For the Bury Methods, it takes a little practice to leave just the right amount of thread loose. If you leave too little, the thread is not secure. Sometimes, the thread slips right through if the tension isn’t just right. If you leave too much thread, trim it carefully with a pair of embroidery scissors.
When to Use the Bury Method
Use the Bury Method in the back for the same purposes you would use the Temporary Knots. And with the Bury Methods, you don’t have to go back and cut off any knots. This also works well when stitching on a frame or a stand where access to the back of the fabric is inconvenient.
Starting a thread by burying it in the front has the added advantage of leaving both the front AND the back looking nice and neat. It works the best when each cross stitch fully covers the fabric, without any bits poking through.
You may notice that, when working with a higher number of threads, burying the thread in the front can cause those stitches to puff out a little. It’s very subtle, and most people won’t even notice.
Which Way Will You Use?
There is no right or wrong way. It’s your project and you have the freedom to stitch what and how you like. I like the loop method because it is so quick and so neat on the back. (Don’t mind me, I love a tidy backside.)
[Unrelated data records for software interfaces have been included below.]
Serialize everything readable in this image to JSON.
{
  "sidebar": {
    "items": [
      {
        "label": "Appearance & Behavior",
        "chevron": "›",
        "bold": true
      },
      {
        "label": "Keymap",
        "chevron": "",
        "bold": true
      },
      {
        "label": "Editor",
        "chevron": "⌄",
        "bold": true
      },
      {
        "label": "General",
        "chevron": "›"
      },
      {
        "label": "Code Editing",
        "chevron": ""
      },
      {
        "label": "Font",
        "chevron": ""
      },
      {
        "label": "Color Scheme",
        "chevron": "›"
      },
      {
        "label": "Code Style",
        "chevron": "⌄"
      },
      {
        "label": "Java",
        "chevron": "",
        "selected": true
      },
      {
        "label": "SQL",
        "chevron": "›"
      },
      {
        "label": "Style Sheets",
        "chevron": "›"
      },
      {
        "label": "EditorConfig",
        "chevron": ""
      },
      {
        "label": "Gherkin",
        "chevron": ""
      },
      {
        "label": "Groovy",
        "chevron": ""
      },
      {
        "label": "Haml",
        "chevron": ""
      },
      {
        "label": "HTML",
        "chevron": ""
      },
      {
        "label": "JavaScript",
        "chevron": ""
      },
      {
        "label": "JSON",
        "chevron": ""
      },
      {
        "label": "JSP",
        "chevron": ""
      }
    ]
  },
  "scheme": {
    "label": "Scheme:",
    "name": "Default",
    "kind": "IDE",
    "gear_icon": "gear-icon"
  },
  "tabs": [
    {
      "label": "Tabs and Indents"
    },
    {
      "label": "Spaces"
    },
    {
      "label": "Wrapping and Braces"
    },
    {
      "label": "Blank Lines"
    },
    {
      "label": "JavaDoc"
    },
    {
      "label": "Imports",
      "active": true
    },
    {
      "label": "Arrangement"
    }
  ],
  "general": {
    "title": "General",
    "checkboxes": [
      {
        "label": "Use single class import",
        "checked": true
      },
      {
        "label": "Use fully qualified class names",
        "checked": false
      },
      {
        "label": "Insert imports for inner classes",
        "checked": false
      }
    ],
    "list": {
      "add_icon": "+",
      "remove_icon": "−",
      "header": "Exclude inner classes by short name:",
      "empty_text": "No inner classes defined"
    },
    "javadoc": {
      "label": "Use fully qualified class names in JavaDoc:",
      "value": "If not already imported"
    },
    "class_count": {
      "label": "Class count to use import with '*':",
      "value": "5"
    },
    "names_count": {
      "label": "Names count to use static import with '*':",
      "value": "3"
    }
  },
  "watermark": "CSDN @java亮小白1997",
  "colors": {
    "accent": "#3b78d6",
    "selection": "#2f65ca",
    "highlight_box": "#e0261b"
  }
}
Is there another way that you prefer to start a thread for embroidery?